What you will do:
If a record holds a picture, leave the picture out and restate everything else word for word.

Entries shown:

☆ ☆ ☆ ☆

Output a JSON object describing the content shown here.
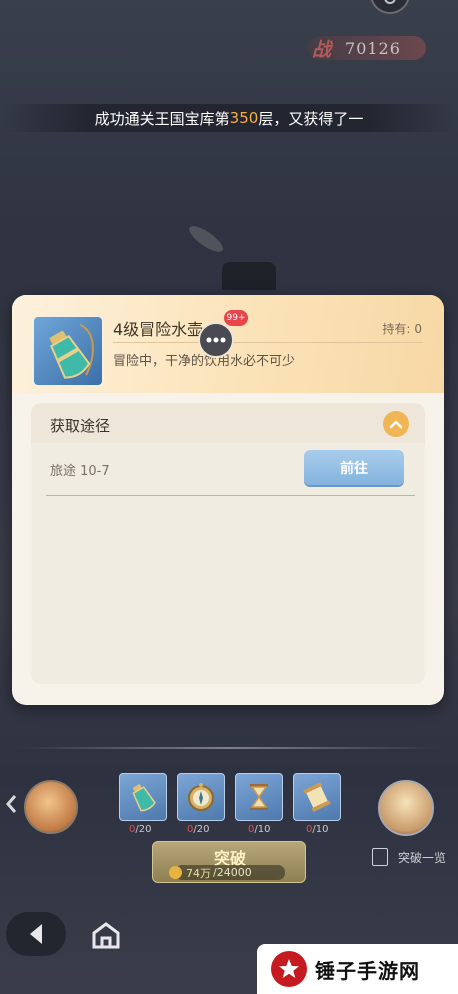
{
  "top": {
    "power_label": "战",
    "power_value": "70126",
    "announcement": {
      "prefix": "成功通关王国宝库第",
      "floor": "350",
      "suffix": "层，又获得了一"
    }
  },
  "popup": {
    "item_name": "4级冒险水壶",
    "owned_label": "持有:",
    "owned_value": "0",
    "description": "冒险中，干净的饮用水必不可少",
    "sources_title": "获取途径",
    "sources": [
      {
        "location": "旅途 10-7",
        "button": "前往"
      }
    ]
  },
  "chat": {
    "badge": "99+"
  },
  "materials": [
    {
      "icon": "water-flask-icon",
      "have": "0",
      "need": "/20"
    },
    {
      "icon": "compass-icon",
      "have": "0",
      "need": "/20"
    },
    {
      "icon": "hourglass-icon",
      "have": "0",
      "need": "/10"
    },
    {
      "icon": "scroll-icon",
      "have": "0",
      "need": "/10"
    }
  ],
  "breakthrough": {
    "label": "突破",
    "owned": "74万",
    "cost": "/24000"
  },
  "overview_label": "突破一览",
  "watermark": "锤子手游网",
  "colors": {
    "accent_orange": "#f0b555",
    "go_button": "#84b3dd",
    "insufficient": "#e05050",
    "highlight": "#f5b040"
  }
}
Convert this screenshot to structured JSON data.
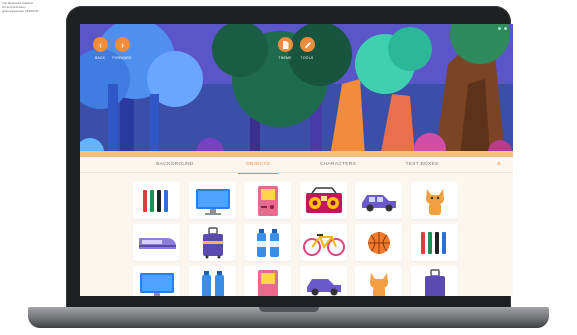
{
  "corner_note": [
    "The Illustrated Jukebox",
    "Art and Animation",
    "grant agreement SPF09-00"
  ],
  "toolbar": {
    "back_label": "BACK",
    "forward_label": "FORWARD",
    "theme_label": "THEME",
    "tools_label": "TOOLS",
    "back_icon": "chevron-left-icon",
    "forward_icon": "chevron-right-icon",
    "theme_icon": "document-icon",
    "tools_icon": "pencil-icon"
  },
  "tabs": [
    {
      "label": "BACKGROUND",
      "active": false
    },
    {
      "label": "OBJECTS",
      "active": true
    },
    {
      "label": "CHARACTERS",
      "active": false
    },
    {
      "label": "TEXT BOXES",
      "active": false
    }
  ],
  "close_label": "×",
  "objects": [
    {
      "name": "markers"
    },
    {
      "name": "monitor"
    },
    {
      "name": "game-console"
    },
    {
      "name": "boombox"
    },
    {
      "name": "car"
    },
    {
      "name": "cat"
    },
    {
      "name": "train"
    },
    {
      "name": "suitcase"
    },
    {
      "name": "water-bottles"
    },
    {
      "name": "bicycle"
    },
    {
      "name": "basketball"
    },
    {
      "name": "markers"
    },
    {
      "name": "monitor"
    },
    {
      "name": "water-bottles"
    },
    {
      "name": "game-console"
    },
    {
      "name": "car"
    },
    {
      "name": "cat"
    },
    {
      "name": "suitcase"
    }
  ],
  "colors": {
    "accent": "#f28b3c",
    "tab_text": "#7d7370",
    "panel_bg": "#fdf6ef"
  }
}
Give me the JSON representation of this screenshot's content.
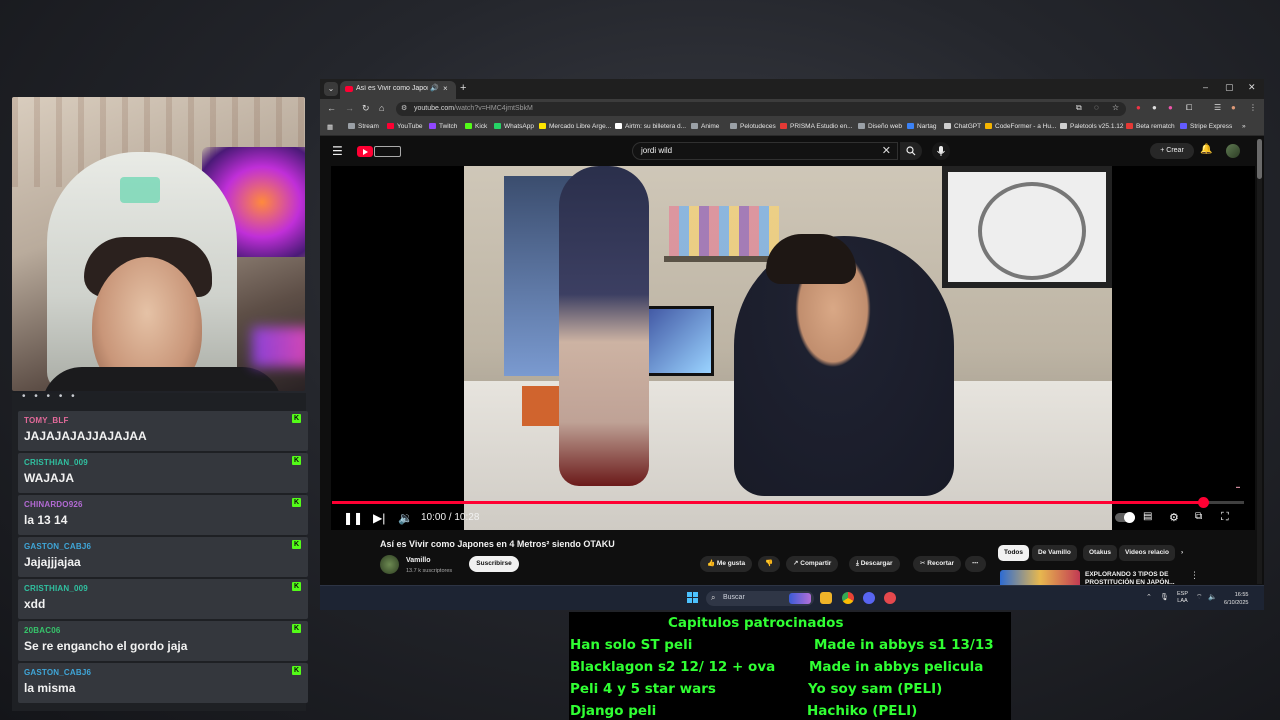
{
  "chat": {
    "messages": [
      {
        "user": "TOMY_BLF",
        "text": "JAJAJAJAJJAJAJAA",
        "color": "#e36a9a"
      },
      {
        "user": "CRISTHIAN_009",
        "text": "WAJAJA",
        "color": "#30c0a0"
      },
      {
        "user": "CHINARDO926",
        "text": "la 13 14",
        "color": "#b36ad4"
      },
      {
        "user": "GASTON_CABJ6",
        "text": "Jajajjjajaa",
        "color": "#3fa6d8"
      },
      {
        "user": "CRISTHIAN_009",
        "text": "xdd",
        "color": "#30c0a0"
      },
      {
        "user": "20BAC06",
        "text": "Se re engancho el gordo jaja",
        "color": "#36c46b"
      },
      {
        "user": "GASTON_CABJ6",
        "text": "la misma",
        "color": "#3fa6d8"
      }
    ],
    "badge_icon": "kick-badge-icon",
    "badge_letter": "K"
  },
  "browser": {
    "tab": {
      "title": "Así es Vivir como Japones e",
      "icon": "youtube-favicon"
    },
    "url_host": "youtube.com",
    "url_path": "/watch?v=HMC4jmtSbkM",
    "bookmarks": [
      "Stream",
      "YouTube",
      "Twitch",
      "Kick",
      "WhatsApp",
      "Mercado Libre Arge...",
      "Airtm: su billetera d...",
      "Anime",
      "Pelotudeces",
      "PRISMA Estudio en...",
      "Diseño web",
      "Nartag",
      "ChatGPT",
      "CodeFormer - a Hu...",
      "Paletools v25.1.12",
      "Beta rematch",
      "Stripe Express"
    ]
  },
  "youtube": {
    "search_value": "jordi wild",
    "create_label": "Crear",
    "video": {
      "title": "Así es Vivir como Japones en 4 Metros² siendo OTAKU",
      "time_current": "10:00",
      "time_total": "10:28",
      "time_display": "10:00 / 10:28",
      "progress_fraction": 0.955
    },
    "channel": {
      "name": "Vamillo",
      "subscribers": "13.7 k suscriptores"
    },
    "subscribe_label": "Suscribirse",
    "actions": {
      "like": "Me gusta",
      "share": "Compartir",
      "download": "Descargar",
      "clip": "Recortar"
    },
    "chips": [
      "Todos",
      "De Vamillo",
      "Otakus",
      "Videos relacio"
    ],
    "recommendation_title": "EXPLORANDO 3 TIPOS DE PROSTITUCIÓN EN JAPÓN..."
  },
  "taskbar": {
    "search_placeholder": "Buscar",
    "lang_top": "ESP",
    "lang_bottom": "LAA",
    "time": "16:55",
    "date": "6/10/2025"
  },
  "sponsor": {
    "heading": "Capitulos patrocinados",
    "left": [
      "Han solo ST peli",
      "Blacklagon s2 12/ 12 + ova",
      "Peli 4  y 5 star wars",
      "Django peli"
    ],
    "right": [
      "Made in abbys s1 13/13",
      "Made in abbys pelicula",
      "Yo soy sam (PELI)",
      "Hachiko (PELI)"
    ],
    "color": "#30ff33"
  }
}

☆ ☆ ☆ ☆

Written reply:
Output a JSON object describing the content shown here.
{
  "top": {
    "power_label": "战",
    "power_value": "70126",
    "announcement": {
      "prefix": "成功通关王国宝库第",
      "floor": "350",
      "suffix": "层，又获得了一"
    }
  },
  "popup": {
    "item_name": "4级冒险水壶",
    "owned_label": "持有:",
    "owned_value": "0",
    "description": "冒险中，干净的饮用水必不可少",
    "sources_title": "获取途径",
    "sources": [
      {
        "location": "旅途 10-7",
        "button": "前往"
      }
    ]
  },
  "chat": {
    "badge": "99+"
  },
  "materials": [
    {
      "icon": "water-flask-icon",
      "have": "0",
      "need": "/20"
    },
    {
      "icon": "compass-icon",
      "have": "0",
      "need": "/20"
    },
    {
      "icon": "hourglass-icon",
      "have": "0",
      "need": "/10"
    },
    {
      "icon": "scroll-icon",
      "have": "0",
      "need": "/10"
    }
  ],
  "breakthrough": {
    "label": "突破",
    "owned": "74万",
    "cost": "/24000"
  },
  "overview_label": "突破一览",
  "watermark": "锤子手游网",
  "colors": {
    "accent_orange": "#f0b555",
    "go_button": "#84b3dd",
    "insufficient": "#e05050",
    "highlight": "#f5b040"
  }
}
Convert this screenshot to structured JSON data.
{
  "corner_note": [
    "The Illustrated Jukebox",
    "Art and Animation",
    "grant agreement SPF09-00"
  ],
  "toolbar": {
    "back_label": "BACK",
    "forward_label": "FORWARD",
    "theme_label": "THEME",
    "tools_label": "TOOLS",
    "back_icon": "chevron-left-icon",
    "forward_icon": "chevron-right-icon",
    "theme_icon": "document-icon",
    "tools_icon": "pencil-icon"
  },
  "tabs": [
    {
      "label": "BACKGROUND",
      "active": false
    },
    {
      "label": "OBJECTS",
      "active": true
    },
    {
      "label": "CHARACTERS",
      "active": false
    },
    {
      "label": "TEXT BOXES",
      "active": false
    }
  ],
  "close_label": "×",
  "objects": [
    {
      "name": "markers"
    },
    {
      "name": "monitor"
    },
    {
      "name": "game-console"
    },
    {
      "name": "boombox"
    },
    {
      "name": "car"
    },
    {
      "name": "cat"
    },
    {
      "name": "train"
    },
    {
      "name": "suitcase"
    },
    {
      "name": "water-bottles"
    },
    {
      "name": "bicycle"
    },
    {
      "name": "basketball"
    },
    {
      "name": "markers"
    },
    {
      "name": "monitor"
    },
    {
      "name": "water-bottles"
    },
    {
      "name": "game-console"
    },
    {
      "name": "car"
    },
    {
      "name": "cat"
    },
    {
      "name": "suitcase"
    }
  ],
  "colors": {
    "accent": "#f28b3c",
    "tab_text": "#7d7370",
    "panel_bg": "#fdf6ef"
  }
}
Give me the JSON representation of this screenshot's content.
{
  "chat": {
    "messages": [
      {
        "user": "TOMY_BLF",
        "text": "JAJAJAJAJJAJAJAA",
        "color": "#e36a9a"
      },
      {
        "user": "CRISTHIAN_009",
        "text": "WAJAJA",
        "color": "#30c0a0"
      },
      {
        "user": "CHINARDO926",
        "text": "la 13 14",
        "color": "#b36ad4"
      },
      {
        "user": "GASTON_CABJ6",
        "text": "Jajajjjajaa",
        "color": "#3fa6d8"
      },
      {
        "user": "CRISTHIAN_009",
        "text": "xdd",
        "color": "#30c0a0"
      },
      {
        "user": "20BAC06",
        "text": "Se re engancho el gordo jaja",
        "color": "#36c46b"
      },
      {
        "user": "GASTON_CABJ6",
        "text": "la misma",
        "color": "#3fa6d8"
      }
    ],
    "badge_icon": "kick-badge-icon",
    "badge_letter": "K"
  },
  "browser": {
    "tab": {
      "title": "Así es Vivir como Japones e",
      "icon": "youtube-favicon"
    },
    "url_host": "youtube.com",
    "url_path": "/watch?v=HMC4jmtSbkM",
    "bookmarks": [
      "Stream",
      "YouTube",
      "Twitch",
      "Kick",
      "WhatsApp",
      "Mercado Libre Arge...",
      "Airtm: su billetera d...",
      "Anime",
      "Pelotudeces",
      "PRISMA Estudio en...",
      "Diseño web",
      "Nartag",
      "ChatGPT",
      "CodeFormer - a Hu...",
      "Paletools v25.1.12",
      "Beta rematch",
      "Stripe Express"
    ]
  },
  "youtube": {
    "search_value": "jordi wild",
    "create_label": "Crear",
    "video": {
      "title": "Así es Vivir como Japones en 4 Metros² siendo OTAKU",
      "time_current": "10:00",
      "time_total": "10:28",
      "time_display": "10:00 / 10:28",
      "progress_fraction": 0.955
    },
    "channel": {
      "name": "Vamillo",
      "subscribers": "13.7 k suscriptores"
    },
    "subscribe_label": "Suscribirse",
    "actions": {
      "like": "Me gusta",
      "share": "Compartir",
      "download": "Descargar",
      "clip": "Recortar"
    },
    "chips": [
      "Todos",
      "De Vamillo",
      "Otakus",
      "Videos relacio"
    ],
    "recommendation_title": "EXPLORANDO 3 TIPOS DE PROSTITUCIÓN EN JAPÓN..."
  },
  "taskbar": {
    "search_placeholder": "Buscar",
    "lang_top": "ESP",
    "lang_bottom": "LAA",
    "time": "16:55",
    "date": "6/10/2025"
  },
  "sponsor": {
    "heading": "Capitulos patrocinados",
    "left": [
      "Han solo ST peli",
      "Blacklagon s2 12/ 12 + ova",
      "Peli 4  y 5 star wars",
      "Django peli"
    ],
    "right": [
      "Made in abbys s1 13/13",
      "Made in abbys pelicula",
      "Yo soy sam (PELI)",
      "Hachiko (PELI)"
    ],
    "color": "#30ff33"
  }
}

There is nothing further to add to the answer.